* _Exercise description_
For each entry below, please return its exact wording and leave out any picture.

* _Supplied information_

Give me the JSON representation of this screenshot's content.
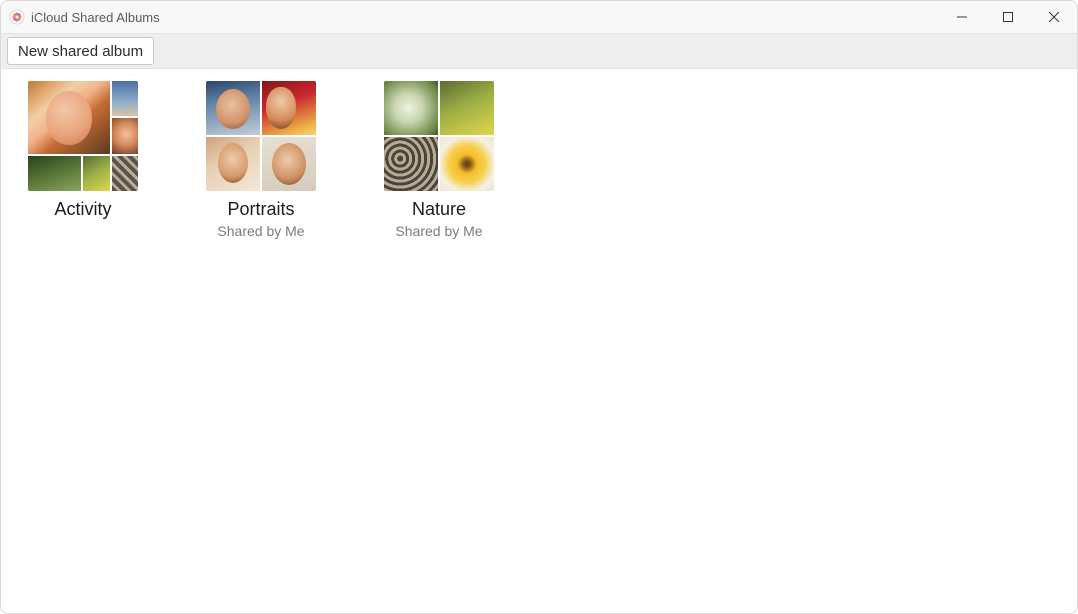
{
  "window": {
    "title": "iCloud Shared Albums"
  },
  "toolbar": {
    "new_album_label": "New shared album"
  },
  "albums": [
    {
      "title": "Activity",
      "subtitle": ""
    },
    {
      "title": "Portraits",
      "subtitle": "Shared by Me"
    },
    {
      "title": "Nature",
      "subtitle": "Shared by Me"
    }
  ]
}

* _Exercise output_
Give me the JSON representation of this screenshot's content.
{
  "window": {
    "title": "iCloud Shared Albums"
  },
  "toolbar": {
    "new_album_label": "New shared album"
  },
  "albums": [
    {
      "title": "Activity",
      "subtitle": ""
    },
    {
      "title": "Portraits",
      "subtitle": "Shared by Me"
    },
    {
      "title": "Nature",
      "subtitle": "Shared by Me"
    }
  ]
}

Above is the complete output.